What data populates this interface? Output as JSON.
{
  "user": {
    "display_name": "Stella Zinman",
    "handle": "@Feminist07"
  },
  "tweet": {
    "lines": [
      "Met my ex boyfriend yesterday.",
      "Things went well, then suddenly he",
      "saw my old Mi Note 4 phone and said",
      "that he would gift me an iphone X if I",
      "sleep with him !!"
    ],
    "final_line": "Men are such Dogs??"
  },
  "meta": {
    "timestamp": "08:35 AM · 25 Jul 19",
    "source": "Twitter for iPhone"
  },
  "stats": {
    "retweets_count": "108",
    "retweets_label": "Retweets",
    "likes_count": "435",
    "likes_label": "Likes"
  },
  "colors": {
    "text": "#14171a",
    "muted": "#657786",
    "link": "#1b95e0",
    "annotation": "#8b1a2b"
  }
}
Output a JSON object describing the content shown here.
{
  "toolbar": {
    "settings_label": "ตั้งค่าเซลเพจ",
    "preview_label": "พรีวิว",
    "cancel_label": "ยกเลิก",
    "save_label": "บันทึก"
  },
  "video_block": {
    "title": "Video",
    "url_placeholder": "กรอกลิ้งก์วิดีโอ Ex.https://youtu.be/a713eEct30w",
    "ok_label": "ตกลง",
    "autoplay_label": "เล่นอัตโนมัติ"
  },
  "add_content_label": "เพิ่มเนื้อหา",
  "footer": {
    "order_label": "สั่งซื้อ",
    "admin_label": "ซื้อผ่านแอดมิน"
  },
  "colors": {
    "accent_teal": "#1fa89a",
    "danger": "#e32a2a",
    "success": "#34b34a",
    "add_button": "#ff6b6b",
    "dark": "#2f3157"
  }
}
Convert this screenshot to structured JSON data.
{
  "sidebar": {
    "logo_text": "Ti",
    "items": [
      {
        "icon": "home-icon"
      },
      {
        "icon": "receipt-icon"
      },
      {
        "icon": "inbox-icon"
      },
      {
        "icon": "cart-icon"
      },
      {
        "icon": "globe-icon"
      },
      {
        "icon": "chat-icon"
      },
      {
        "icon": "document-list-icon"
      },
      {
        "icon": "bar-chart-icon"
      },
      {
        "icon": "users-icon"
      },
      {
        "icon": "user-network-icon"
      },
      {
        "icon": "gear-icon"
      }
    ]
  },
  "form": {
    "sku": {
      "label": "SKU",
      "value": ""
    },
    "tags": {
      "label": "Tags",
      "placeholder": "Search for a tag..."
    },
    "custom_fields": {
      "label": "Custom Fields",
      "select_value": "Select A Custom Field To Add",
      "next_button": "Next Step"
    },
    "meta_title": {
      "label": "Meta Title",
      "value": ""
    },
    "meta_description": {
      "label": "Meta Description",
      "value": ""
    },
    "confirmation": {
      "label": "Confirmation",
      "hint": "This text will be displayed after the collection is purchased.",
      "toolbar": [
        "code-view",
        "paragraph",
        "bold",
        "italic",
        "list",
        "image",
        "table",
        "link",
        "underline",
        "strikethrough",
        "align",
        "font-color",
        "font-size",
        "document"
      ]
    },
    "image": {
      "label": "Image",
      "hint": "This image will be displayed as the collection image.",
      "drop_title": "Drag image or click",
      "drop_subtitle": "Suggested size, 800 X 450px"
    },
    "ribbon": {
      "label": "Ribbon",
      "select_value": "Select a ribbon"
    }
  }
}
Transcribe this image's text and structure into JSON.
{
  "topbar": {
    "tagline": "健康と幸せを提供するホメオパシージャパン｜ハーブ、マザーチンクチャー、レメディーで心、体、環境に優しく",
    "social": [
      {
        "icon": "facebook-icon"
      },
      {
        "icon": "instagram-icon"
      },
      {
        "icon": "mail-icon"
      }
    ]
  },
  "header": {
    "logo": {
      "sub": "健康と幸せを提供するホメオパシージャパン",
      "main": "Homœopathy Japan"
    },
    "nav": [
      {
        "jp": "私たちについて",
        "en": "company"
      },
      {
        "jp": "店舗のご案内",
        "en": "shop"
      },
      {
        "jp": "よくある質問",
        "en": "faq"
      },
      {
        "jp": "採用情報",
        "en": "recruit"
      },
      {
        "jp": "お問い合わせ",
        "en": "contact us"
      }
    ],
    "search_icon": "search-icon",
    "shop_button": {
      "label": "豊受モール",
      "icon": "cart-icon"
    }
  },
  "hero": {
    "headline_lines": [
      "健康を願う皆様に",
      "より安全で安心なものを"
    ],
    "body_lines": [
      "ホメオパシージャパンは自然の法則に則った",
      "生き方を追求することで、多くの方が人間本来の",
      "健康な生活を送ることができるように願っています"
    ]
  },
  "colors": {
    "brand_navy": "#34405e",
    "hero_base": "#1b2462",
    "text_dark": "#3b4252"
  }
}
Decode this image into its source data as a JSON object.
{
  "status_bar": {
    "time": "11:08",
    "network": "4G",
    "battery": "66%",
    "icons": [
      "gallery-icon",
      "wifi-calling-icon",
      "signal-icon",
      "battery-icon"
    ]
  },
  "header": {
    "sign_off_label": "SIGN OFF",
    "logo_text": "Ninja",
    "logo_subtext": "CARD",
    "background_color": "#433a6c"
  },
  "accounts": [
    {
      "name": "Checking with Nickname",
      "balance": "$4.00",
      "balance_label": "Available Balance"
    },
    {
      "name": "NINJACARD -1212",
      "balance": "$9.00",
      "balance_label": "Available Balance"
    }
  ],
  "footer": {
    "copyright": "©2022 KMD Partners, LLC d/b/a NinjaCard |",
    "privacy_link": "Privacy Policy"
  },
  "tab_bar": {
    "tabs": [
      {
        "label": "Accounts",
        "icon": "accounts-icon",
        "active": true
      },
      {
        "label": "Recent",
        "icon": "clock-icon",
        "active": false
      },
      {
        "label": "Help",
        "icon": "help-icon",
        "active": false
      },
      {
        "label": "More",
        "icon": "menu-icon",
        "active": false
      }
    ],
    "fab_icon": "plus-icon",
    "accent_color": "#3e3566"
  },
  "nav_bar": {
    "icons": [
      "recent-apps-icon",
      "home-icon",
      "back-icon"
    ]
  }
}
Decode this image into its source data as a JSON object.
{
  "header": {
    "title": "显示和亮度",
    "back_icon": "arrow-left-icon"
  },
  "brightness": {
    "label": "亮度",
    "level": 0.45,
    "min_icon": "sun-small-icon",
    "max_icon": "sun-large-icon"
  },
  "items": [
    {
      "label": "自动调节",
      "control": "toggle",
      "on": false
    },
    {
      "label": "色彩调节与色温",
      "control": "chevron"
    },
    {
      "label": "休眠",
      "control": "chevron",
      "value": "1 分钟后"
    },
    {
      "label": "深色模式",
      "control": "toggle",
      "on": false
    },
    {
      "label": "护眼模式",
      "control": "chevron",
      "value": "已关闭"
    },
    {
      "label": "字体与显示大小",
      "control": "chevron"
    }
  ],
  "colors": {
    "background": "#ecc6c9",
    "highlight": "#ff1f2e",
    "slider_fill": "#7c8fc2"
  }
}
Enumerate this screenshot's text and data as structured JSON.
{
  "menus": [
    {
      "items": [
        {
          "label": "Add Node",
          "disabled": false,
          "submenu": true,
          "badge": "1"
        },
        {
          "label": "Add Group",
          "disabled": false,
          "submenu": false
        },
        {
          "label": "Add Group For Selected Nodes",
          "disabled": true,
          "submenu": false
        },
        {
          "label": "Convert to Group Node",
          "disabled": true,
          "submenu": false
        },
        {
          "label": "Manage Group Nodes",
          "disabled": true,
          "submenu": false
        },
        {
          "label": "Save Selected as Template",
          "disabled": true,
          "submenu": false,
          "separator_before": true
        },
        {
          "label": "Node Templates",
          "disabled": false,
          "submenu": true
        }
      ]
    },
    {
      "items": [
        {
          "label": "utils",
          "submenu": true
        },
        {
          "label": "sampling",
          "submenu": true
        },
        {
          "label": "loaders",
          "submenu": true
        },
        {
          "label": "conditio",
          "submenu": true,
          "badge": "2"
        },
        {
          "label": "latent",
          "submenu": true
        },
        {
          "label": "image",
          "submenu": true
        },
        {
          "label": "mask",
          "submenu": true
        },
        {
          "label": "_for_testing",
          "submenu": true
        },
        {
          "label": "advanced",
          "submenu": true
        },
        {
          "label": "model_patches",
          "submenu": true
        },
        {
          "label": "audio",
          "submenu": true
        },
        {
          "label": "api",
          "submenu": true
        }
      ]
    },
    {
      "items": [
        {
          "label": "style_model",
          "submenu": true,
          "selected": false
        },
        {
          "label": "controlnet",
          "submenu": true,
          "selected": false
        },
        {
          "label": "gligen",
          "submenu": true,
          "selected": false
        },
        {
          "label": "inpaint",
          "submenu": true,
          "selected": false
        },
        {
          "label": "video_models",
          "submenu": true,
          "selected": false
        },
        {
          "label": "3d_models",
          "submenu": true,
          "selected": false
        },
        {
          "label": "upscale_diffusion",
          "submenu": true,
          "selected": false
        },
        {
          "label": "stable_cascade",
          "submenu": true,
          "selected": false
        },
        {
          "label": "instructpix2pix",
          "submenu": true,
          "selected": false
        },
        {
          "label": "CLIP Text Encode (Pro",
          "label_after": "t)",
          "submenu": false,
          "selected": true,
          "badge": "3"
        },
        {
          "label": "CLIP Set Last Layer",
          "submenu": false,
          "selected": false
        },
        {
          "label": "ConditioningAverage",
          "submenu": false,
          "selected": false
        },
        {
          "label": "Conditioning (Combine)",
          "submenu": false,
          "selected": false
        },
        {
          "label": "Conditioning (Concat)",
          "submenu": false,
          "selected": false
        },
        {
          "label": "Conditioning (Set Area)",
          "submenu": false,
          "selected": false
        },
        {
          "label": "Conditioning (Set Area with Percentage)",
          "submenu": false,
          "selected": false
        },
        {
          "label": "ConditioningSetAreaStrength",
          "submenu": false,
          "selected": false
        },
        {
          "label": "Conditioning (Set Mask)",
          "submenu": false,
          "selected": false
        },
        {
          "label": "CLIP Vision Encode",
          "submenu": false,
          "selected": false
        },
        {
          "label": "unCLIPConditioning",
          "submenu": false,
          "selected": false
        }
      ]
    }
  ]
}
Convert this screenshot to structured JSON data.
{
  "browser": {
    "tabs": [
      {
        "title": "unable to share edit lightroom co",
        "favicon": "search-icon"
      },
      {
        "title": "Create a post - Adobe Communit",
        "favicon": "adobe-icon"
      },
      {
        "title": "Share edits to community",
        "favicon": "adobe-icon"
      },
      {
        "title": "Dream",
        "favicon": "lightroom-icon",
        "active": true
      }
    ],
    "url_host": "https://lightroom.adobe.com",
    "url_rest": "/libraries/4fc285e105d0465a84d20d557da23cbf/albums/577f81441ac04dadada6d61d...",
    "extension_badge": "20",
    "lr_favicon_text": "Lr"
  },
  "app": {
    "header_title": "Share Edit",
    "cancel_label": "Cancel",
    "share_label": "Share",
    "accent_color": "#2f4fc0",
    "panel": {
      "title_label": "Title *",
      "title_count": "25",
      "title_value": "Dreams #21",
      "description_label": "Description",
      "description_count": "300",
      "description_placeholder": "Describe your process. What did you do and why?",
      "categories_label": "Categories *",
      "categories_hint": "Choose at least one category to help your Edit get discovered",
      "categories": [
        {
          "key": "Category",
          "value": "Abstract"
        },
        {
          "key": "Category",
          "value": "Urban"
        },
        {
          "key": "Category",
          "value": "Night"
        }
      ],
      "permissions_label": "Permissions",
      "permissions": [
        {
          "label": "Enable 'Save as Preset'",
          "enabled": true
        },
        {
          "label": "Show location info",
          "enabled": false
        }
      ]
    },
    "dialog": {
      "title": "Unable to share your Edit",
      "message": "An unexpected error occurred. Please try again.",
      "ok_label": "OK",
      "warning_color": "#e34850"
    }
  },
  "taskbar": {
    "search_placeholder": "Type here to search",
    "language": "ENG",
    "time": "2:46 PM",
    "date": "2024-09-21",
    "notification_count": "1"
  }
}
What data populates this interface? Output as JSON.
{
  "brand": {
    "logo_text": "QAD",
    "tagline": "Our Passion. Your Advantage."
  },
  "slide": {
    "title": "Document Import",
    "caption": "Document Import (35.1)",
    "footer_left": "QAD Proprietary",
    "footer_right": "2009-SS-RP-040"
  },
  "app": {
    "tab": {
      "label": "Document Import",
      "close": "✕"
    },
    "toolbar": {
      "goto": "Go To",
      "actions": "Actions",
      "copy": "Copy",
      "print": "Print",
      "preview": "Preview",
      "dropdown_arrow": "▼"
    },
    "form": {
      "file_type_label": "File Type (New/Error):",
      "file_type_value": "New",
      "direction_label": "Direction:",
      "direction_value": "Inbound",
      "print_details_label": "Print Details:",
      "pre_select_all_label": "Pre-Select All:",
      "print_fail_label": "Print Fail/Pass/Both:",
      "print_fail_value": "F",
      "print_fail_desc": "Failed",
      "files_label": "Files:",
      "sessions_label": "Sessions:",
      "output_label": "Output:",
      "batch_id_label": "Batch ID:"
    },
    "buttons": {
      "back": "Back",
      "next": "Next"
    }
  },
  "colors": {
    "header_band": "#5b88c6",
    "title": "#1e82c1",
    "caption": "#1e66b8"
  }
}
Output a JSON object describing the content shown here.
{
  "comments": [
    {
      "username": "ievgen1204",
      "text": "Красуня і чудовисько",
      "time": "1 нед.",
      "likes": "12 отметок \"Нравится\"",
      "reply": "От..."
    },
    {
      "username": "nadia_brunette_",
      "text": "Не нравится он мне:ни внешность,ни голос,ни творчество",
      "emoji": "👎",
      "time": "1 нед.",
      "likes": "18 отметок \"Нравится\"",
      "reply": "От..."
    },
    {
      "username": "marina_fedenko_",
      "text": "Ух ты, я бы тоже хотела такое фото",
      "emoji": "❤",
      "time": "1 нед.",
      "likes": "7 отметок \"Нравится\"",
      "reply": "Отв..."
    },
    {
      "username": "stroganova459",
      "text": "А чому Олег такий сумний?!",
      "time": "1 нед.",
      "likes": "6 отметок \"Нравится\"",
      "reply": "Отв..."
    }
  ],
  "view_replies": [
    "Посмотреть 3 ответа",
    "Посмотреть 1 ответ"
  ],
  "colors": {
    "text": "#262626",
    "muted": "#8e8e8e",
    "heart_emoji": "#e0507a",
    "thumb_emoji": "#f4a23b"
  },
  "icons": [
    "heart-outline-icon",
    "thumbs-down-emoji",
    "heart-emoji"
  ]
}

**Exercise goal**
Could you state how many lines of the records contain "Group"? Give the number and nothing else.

**Result for this exercise**
4